Japan Floods, 2018
An unprecedented surge of heavy rainfall lead to devastating floods in southwestern Japan in 2018. More than 8 million people evacuated their homes across 23 of Japan's prefectures. From late June to mid-July, it was the deadliest freshwater disaster in the country since 1982.
Indonesia Earthquake and Tsunami, 2018
In September 2018, a large earthquake struck off the coast of Indonesia. The 7.5 magnitude quake is one of many that struck the island nation during that period, but it was the tsunami that caused widespread devastation in Palu.
Extreme Heat Strikes Europe, 2019
A deadly, record-breaking heatwave took Europe by storm during the summer of 2019. All-time temperatures hit Germany, France, Poland, Spain, Belgium, Luxembourg and the Czech Republic. France hit an outrageous high of 113.2 degrees Fahrenheit, alerting the world that Europe was in serious danger.
Amazon rainforest wildfires, 2019
In the summer of 2019, an alarming surge of fires spread throughout the Amazon rainforest. Fires occur naturally during Brazil's dry season, but this year's fires were far worse.
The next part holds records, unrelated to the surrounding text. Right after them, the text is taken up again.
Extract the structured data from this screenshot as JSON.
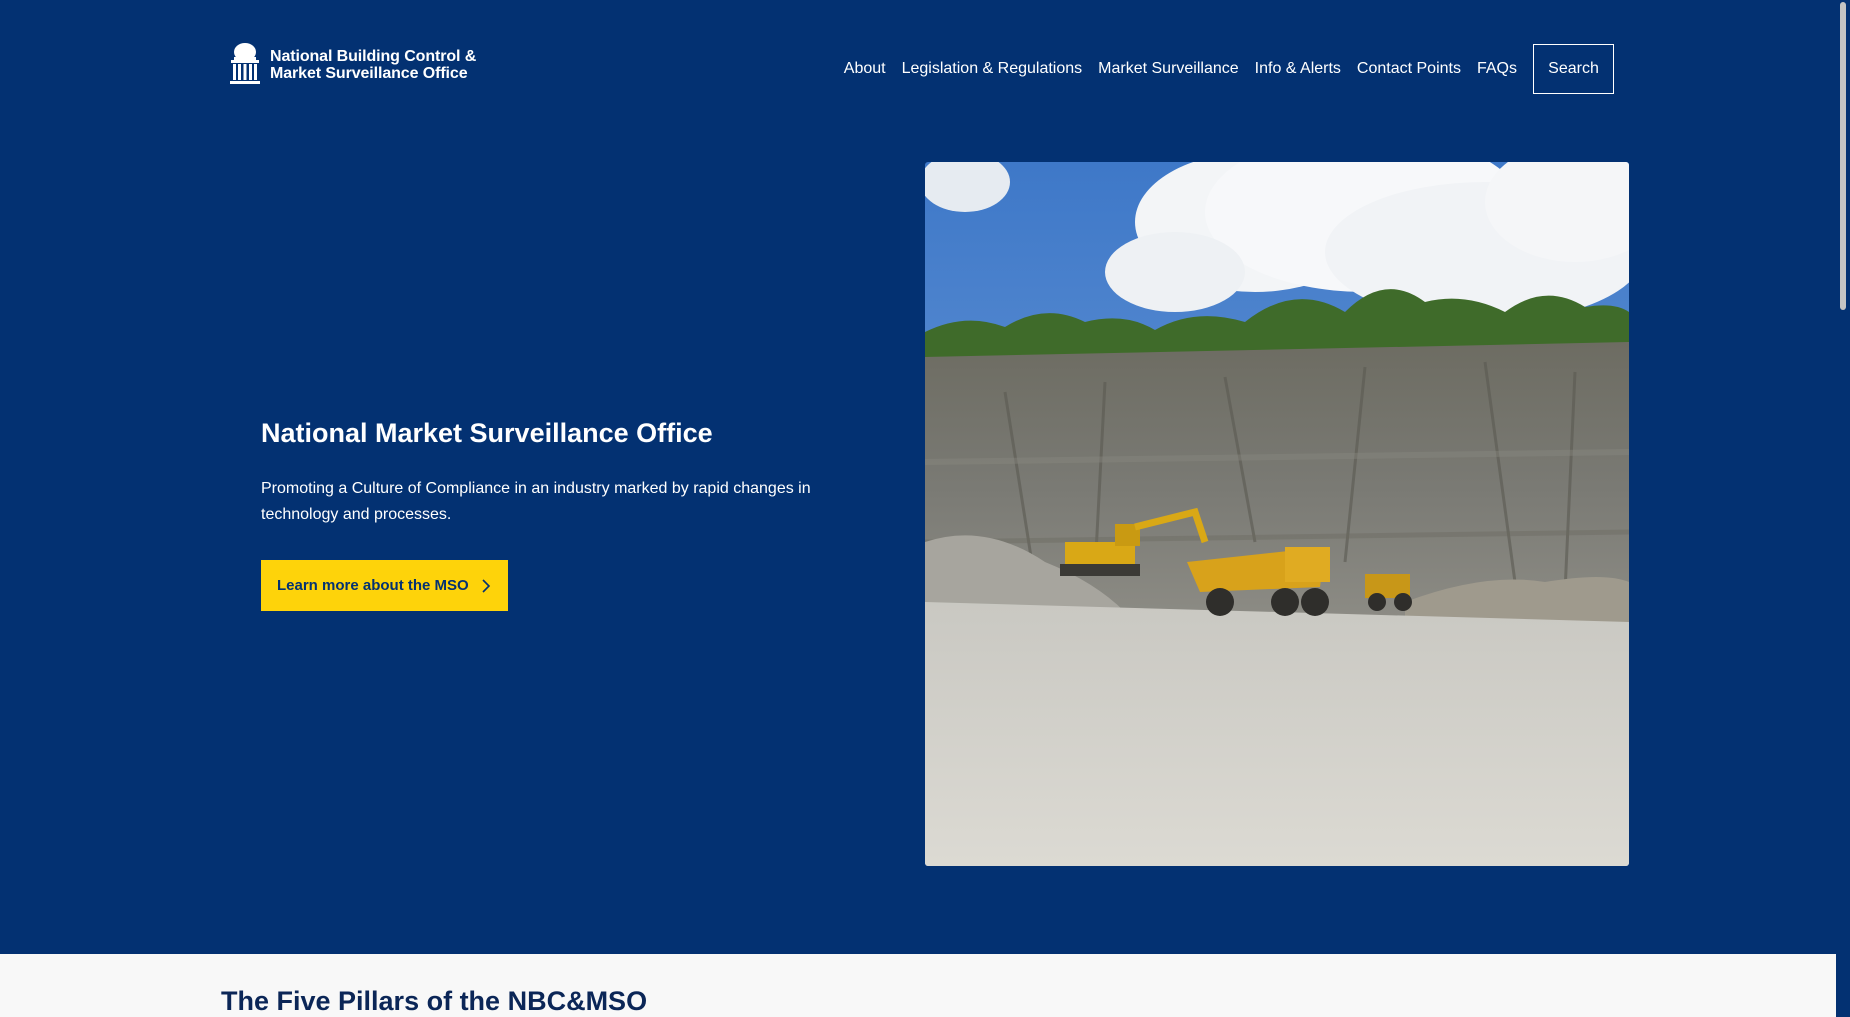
{
  "header": {
    "logo_line1": "National Building Control &",
    "logo_line2": "Market Surveillance Office",
    "nav": [
      "About",
      "Legislation & Regulations",
      "Market Surveillance",
      "Info & Alerts",
      "Contact Points",
      "FAQs"
    ],
    "search_label": "Search"
  },
  "hero": {
    "title": "National Market Surveillance Office",
    "description": "Promoting a Culture of Compliance in an industry marked by rapid changes in technology and processes.",
    "cta_label": "Learn more about the MSO",
    "image_icon": "quarry-excavator-dump-truck-photo"
  },
  "pillars": {
    "title": "The Five Pillars of the NBC&MSO"
  },
  "colors": {
    "background": "#033172",
    "accent": "#fed30a",
    "section_bg": "#f8f8f8",
    "heading_dark": "#0b2657"
  }
}
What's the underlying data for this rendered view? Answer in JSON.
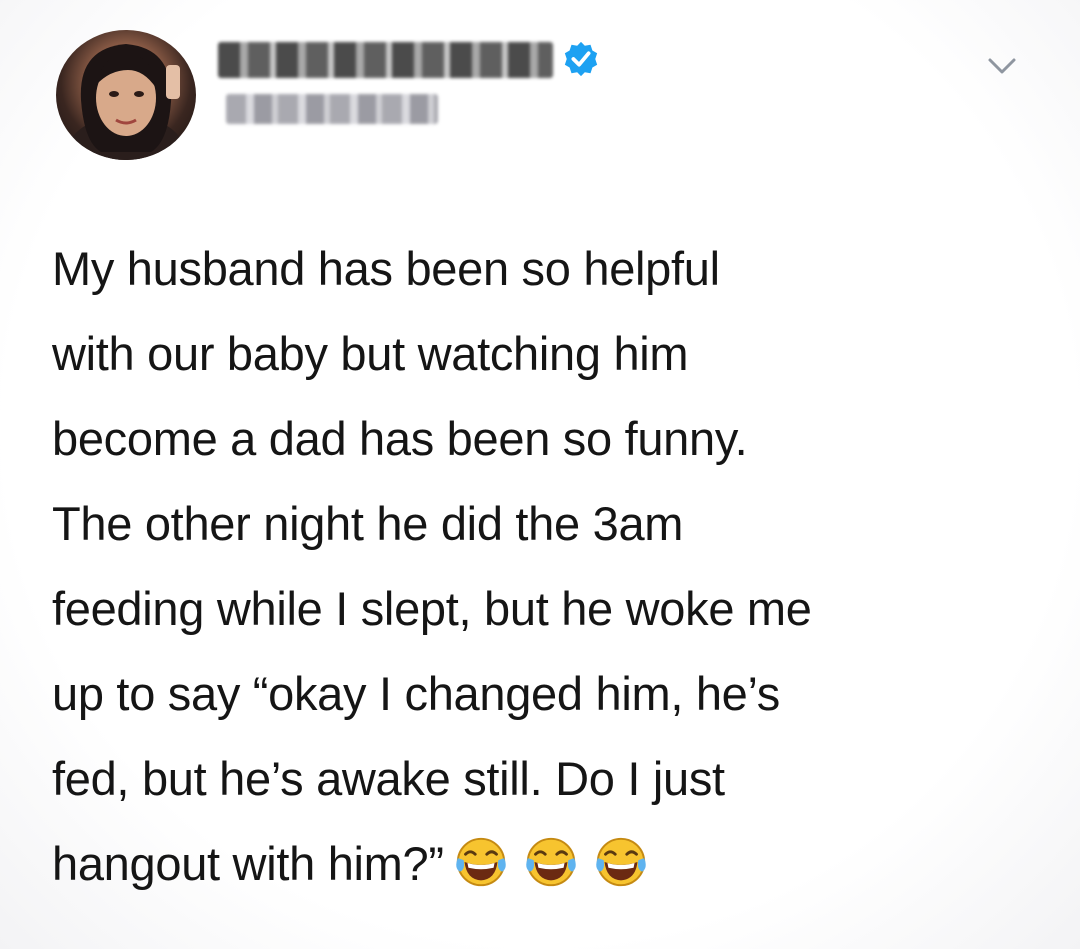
{
  "tweet": {
    "author": {
      "avatar_icon": "profile-photo",
      "name_redacted": true,
      "handle_redacted": true,
      "verified_icon": "verified-badge-icon",
      "verified_color": "#1DA1F2"
    },
    "menu_icon": "chevron-down-icon",
    "lines": [
      "My husband has been so helpful",
      "with our baby but watching him",
      "become a dad has been so funny.",
      "The other night he did the 3am",
      "feeding while I slept, but he woke me",
      "up to say “okay I changed him, he’s",
      "fed, but he’s awake still. Do I just",
      "hangout with him?”"
    ],
    "emojis": [
      "😂",
      "😂",
      "😂"
    ],
    "emoji_icon": "tears-of-joy-emoji"
  }
}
Many of the fires are believed to have been started deliberately.
Hurricane Dorian, 2019
Hurricane Dorian was a long-lived Category 5 storm that destroyed the northwestern part of the Bahamas. As Dorian ripped through the Bahamas as a Category 5, the storm slowed its speed dramatically, remaining almost stationary from September 1 to September 3.